In 1976, two hundred and eighty-four years later, Linnda Caporael was lacking one history course to graduate from college. In the class she took she immediately had to write a paper. She chose Anne Putnam, one of the Salem accusers, as her subject because she had seen Arthur Miller’s play The Crucible. As she began researching she noticed a similarity between the symptoms of the bewitched accusers in Salem and French cases of ergot poisoning she had read about as a kid. This was the beginning of an in-depth study of the possibility that fungus fueled the Salem witch trials.
Ergot is caused by Claviceps purpurea, a fungus, which affects rye, wheat and other cereal grasses. By invading the developing kernels of the grain, the fungus takes over with a network of filaments, turning the grains into purplish-black sclerotia which can be mistaken for discolored rye grains. People thought it was part of the plant because the fungus was so common in America and Europe. “They didn’t think anything about grinding up [the fungus] and putting it in bread,” says George Wong, an associate professor of botany at the University of Hawaii.

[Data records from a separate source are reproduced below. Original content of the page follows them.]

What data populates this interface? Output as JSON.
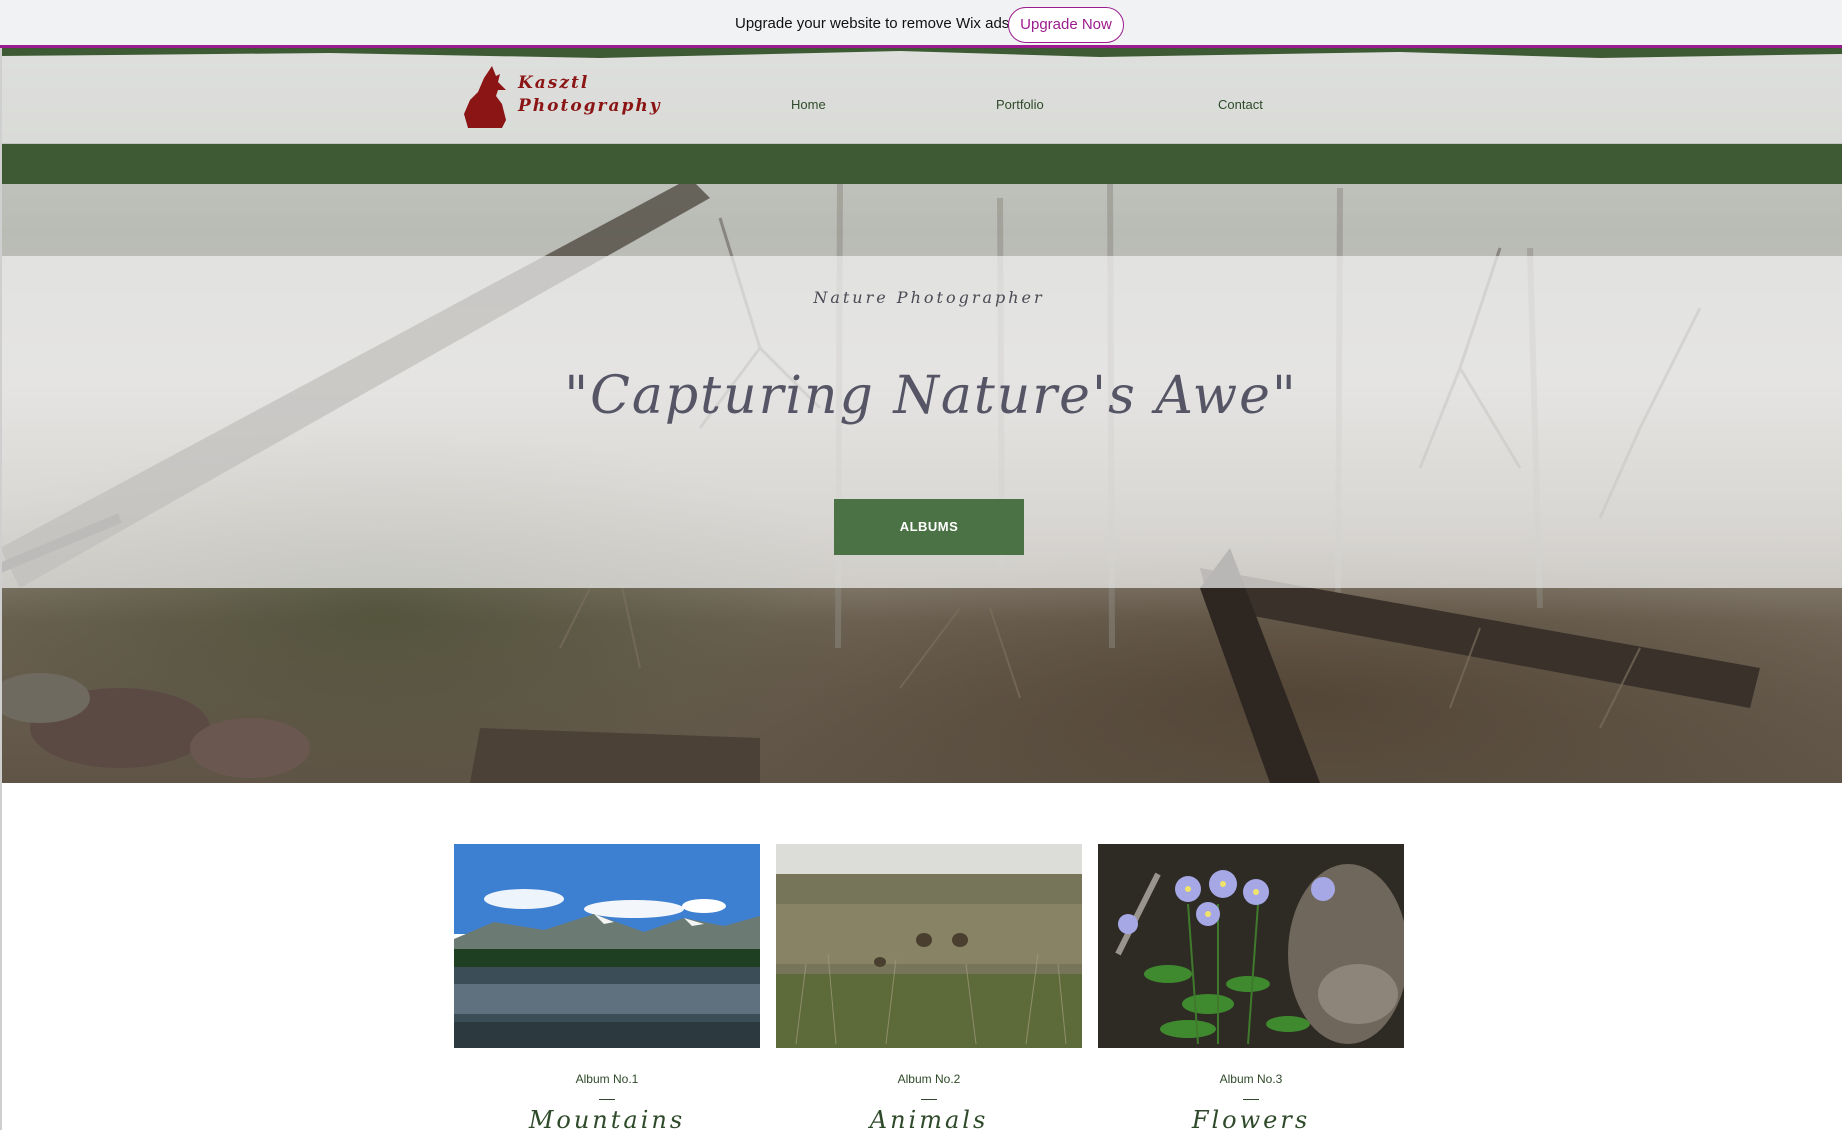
{
  "ad_bar": {
    "message": "Upgrade your website to remove Wix ads",
    "upgrade_label": "Upgrade Now"
  },
  "header": {
    "logo_line1": "Kasztl",
    "logo_line2": "Photography",
    "nav": [
      {
        "label": "Home"
      },
      {
        "label": "Portfolio"
      },
      {
        "label": "Contact"
      }
    ]
  },
  "hero": {
    "subtitle": "Nature Photographer",
    "headline": "\"Capturing Nature's Awe\"",
    "button_label": "ALBUMS"
  },
  "albums": [
    {
      "number": "Album No.1",
      "name": "Mountains"
    },
    {
      "number": "Album No.2",
      "name": "Animals"
    },
    {
      "number": "Album No.3",
      "name": "Flowers"
    }
  ],
  "colors": {
    "accent_green": "#3e5a34",
    "button_green": "#4a7245",
    "logo_red": "#8b1414",
    "wix_purple": "#9b1c8e"
  },
  "icons": {
    "logo": "howling-wolf-icon"
  }
}
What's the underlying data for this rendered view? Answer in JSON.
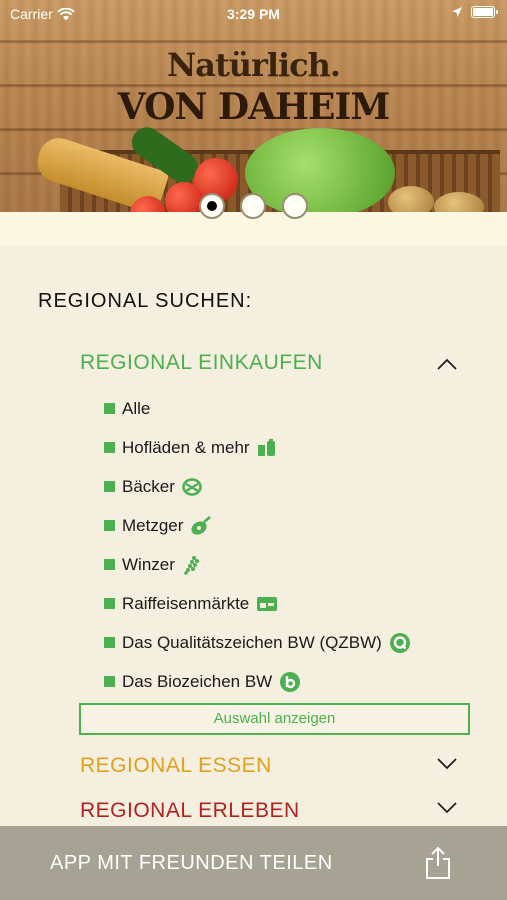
{
  "status": {
    "carrier": "Carrier",
    "time": "3:29 PM"
  },
  "banner": {
    "title_line1": "Natürlich.",
    "title_line2": "VON DAHEIM"
  },
  "carousel": {
    "page_count": 3,
    "active_index": 0
  },
  "search": {
    "heading": "REGIONAL SUCHEN:",
    "sections": [
      {
        "title": "REGIONAL EINKAUFEN",
        "color": "#4caf50",
        "expanded": true,
        "items": [
          {
            "label": "Alle",
            "icon": null
          },
          {
            "label": "Hofläden & mehr",
            "icon": "farm-shop-icon"
          },
          {
            "label": "Bäcker",
            "icon": "pretzel-icon"
          },
          {
            "label": "Metzger",
            "icon": "ham-icon"
          },
          {
            "label": "Winzer",
            "icon": "grapes-icon"
          },
          {
            "label": "Raiffeisenmärkte",
            "icon": "market-icon"
          },
          {
            "label": "Das Qualitätszeichen BW (QZBW)",
            "icon": "qzbw-icon"
          },
          {
            "label": "Das Biozeichen BW",
            "icon": "bio-icon"
          }
        ],
        "button_label": "Auswahl anzeigen"
      },
      {
        "title": "REGIONAL ESSEN",
        "color": "#e0a020",
        "expanded": false
      },
      {
        "title": "REGIONAL ERLEBEN",
        "color": "#b22222",
        "expanded": false
      }
    ]
  },
  "footer": {
    "label": "APP MIT FREUNDEN TEILEN",
    "icon": "share-icon"
  }
}
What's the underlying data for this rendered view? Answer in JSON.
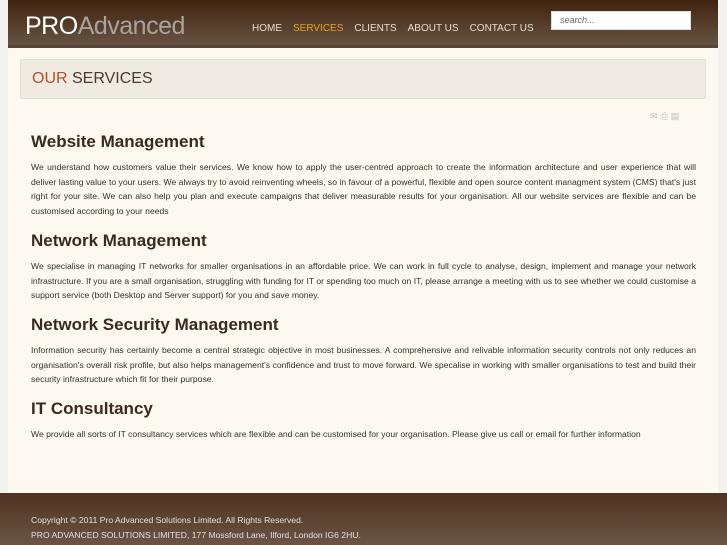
{
  "header": {
    "logo_pro": "PRO",
    "logo_advanced": "Advanced",
    "nav": [
      "HOME",
      "SERVICES",
      "CLIENTS",
      "ABOUT US",
      "CONTACT US"
    ],
    "active_nav": "SERVICES",
    "search_placeholder": "search..."
  },
  "page": {
    "title_accent": "OUR",
    "title_rest": " SERVICES"
  },
  "sections": [
    {
      "heading": "Website Management",
      "text": "We understand how customers value their services. We know how to apply the user-centred approach to create the information architecture and user experience that will deliver lasting value to your users. We always try to avoid reinventing wheels, so in favour of a powerful, flexible and open source content managment system (CMS) that's just right for your site.  We can also help you plan and execute campaigns that deliver measurable results for your organisation. All our website services are flexible and can be customised according to your needs"
    },
    {
      "heading": "Network Management",
      "text": "We specialise in managing IT networks for smaller organisations in an affordable price. We can work in full cycle to analyse, design, implement and manage your network infrastructure. If you are a small organisation, struggling with funding for IT or spending too much on IT, please arrange a meeting with us to see whether we could customise a support service (both Desktop and Server support) for you and save money."
    },
    {
      "heading": "Network Security Management",
      "text": "Information security has certainly become a central strategic objective in most businesses. A comprehensive and relivable information security controls not only reduces an organisation's overall risk profile, but also helps management's confidence and trust to move forward. We specalise in working with smaller organisations to test and build their security infrastructure which fit for their purpose."
    },
    {
      "heading": "IT Consultancy",
      "text": "We provide all sorts of IT consultancy services which are flexible and can be customised for your organisation. Please give us call or email for further information"
    }
  ],
  "footer": {
    "copyright": "Copyright © 2011 Pro Advanced Solutions Limited. All Rights Reserved.",
    "address": "PRO ADVANCED SOLUTIONS LIMITED, 177 Mossford Lane, Ilford, London IG6 2HU."
  }
}
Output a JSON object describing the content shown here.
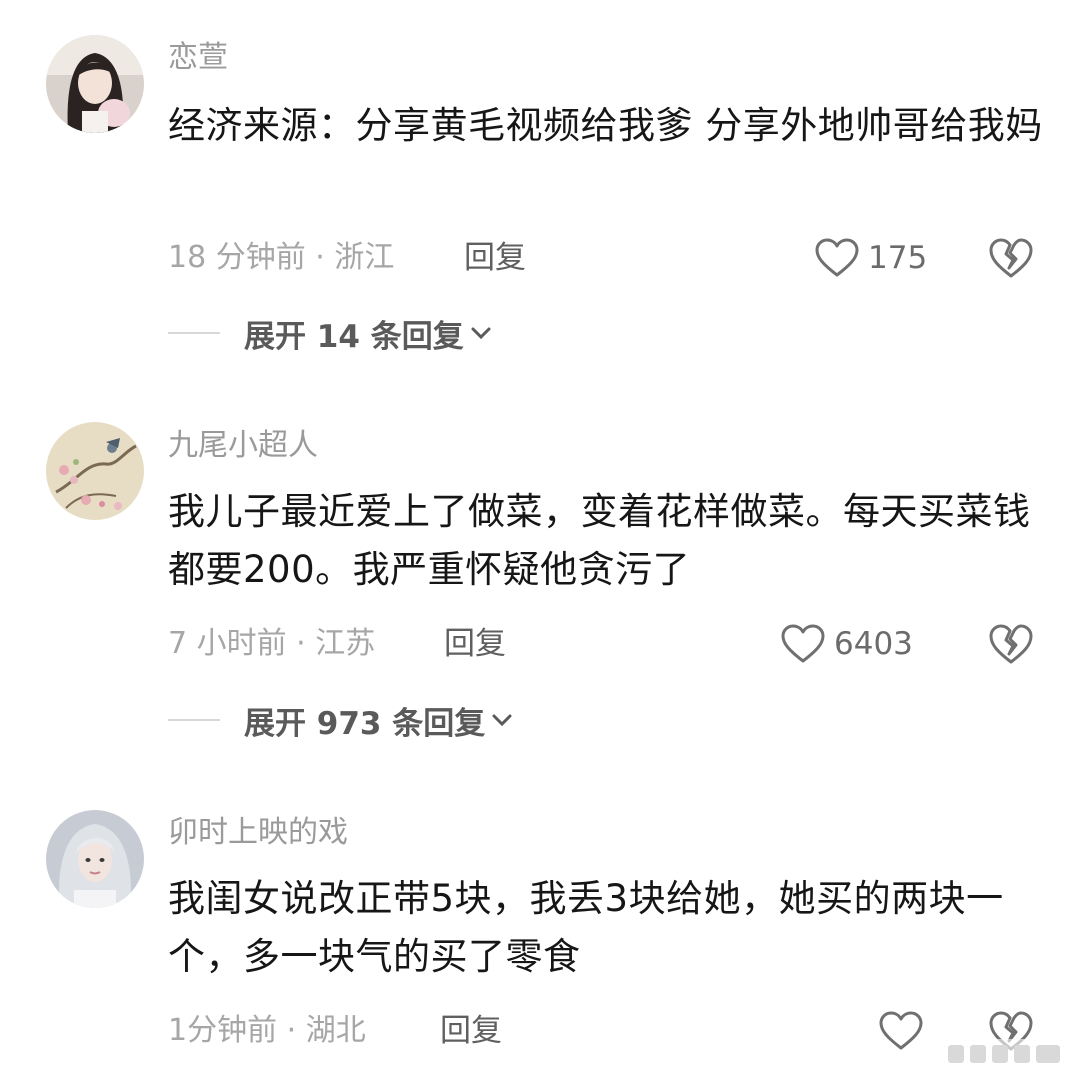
{
  "comments": [
    {
      "username": "恋萱",
      "text": "经济来源：分享黄毛视频给我爹 分享外地帅哥给我妈",
      "time_location": "18 分钟前 · 浙江",
      "reply_label": "回复",
      "likes": "175",
      "expand_label": "展开 14 条回复"
    },
    {
      "username": "九尾小超人",
      "text": "我儿子最近爱上了做菜，变着花样做菜。每天买菜钱都要200。我严重怀疑他贪污了",
      "time_location": "7 小时前 · 江苏",
      "reply_label": "回复",
      "likes": "6403",
      "expand_label": "展开 973 条回复"
    },
    {
      "username": "卯时上映的戏",
      "text": "我闺女说改正带5块，我丢3块给她，她买的两块一个，多一块气的买了零食",
      "time_location": "1分钟前 · 湖北",
      "reply_label": "回复",
      "likes": "",
      "expand_label": ""
    }
  ],
  "icons": {
    "like": "heart-outline-icon",
    "dislike": "broken-heart-icon",
    "expand": "chevron-down-icon"
  },
  "colors": {
    "username": "#9a9a9a",
    "body": "#161616",
    "meta": "#a6a6a6",
    "reply": "#5f5f5f",
    "icon_stroke": "#707070"
  }
}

In the sclerotia there are ergot alkaloids, including lysergic acid (source of LSD) and ergotamine, both of which are potent chemicals. The central nervous system is affected by the alkaloids. Today, toxicologists know that eating foods that are contaminated by ergot can cause convulsive disorder - violent muscle spasms, vomiting, delusions, hallucinations, crawling sensations on the skin, and other symptoms – all of which were included in the records of the Salem witchcraft trials.
From the diaries of Salem residents, it was found that the spring and summer of 1691 had been warm, damp, and rainy. Salem was situated on swampy meadows; perfect conditions for ergot to thrive. At the time, rye was the primary grain in Salem and the crop that was used for bread in the winter of 1691-1692 could easily have been contaminated. The following summer of 1692 was dry; poor conditions for ergot development, and quite possibly the reason the “bewitchments” stopped so abruptly.
Since the first connection in 1976, ergotism has become an accepted theory as to the cause of manifestations along with hysteria that brought about the Salem witch trials. Today we are unlikely to encounter ergot in our own gardens or food sources. Still as gardeners, we are always coming in contact with new, unusual, and unique developments in our gardens, and as we help gardeners in our community. Following clues and hunches and consulting scientific resources we are able to detect gardening problems with the possibility of a breakthrough similar to that of Linnda Carporael.
Was Fungus the True Cause of the Salem Witches?
Tom Volk’s Fungus of the Month for October 1999
Ergot and the Salem Witchcraft Trials
Ergot Poisoning – the Cause of the Salem Witch Trials
St. Anthony’s Fire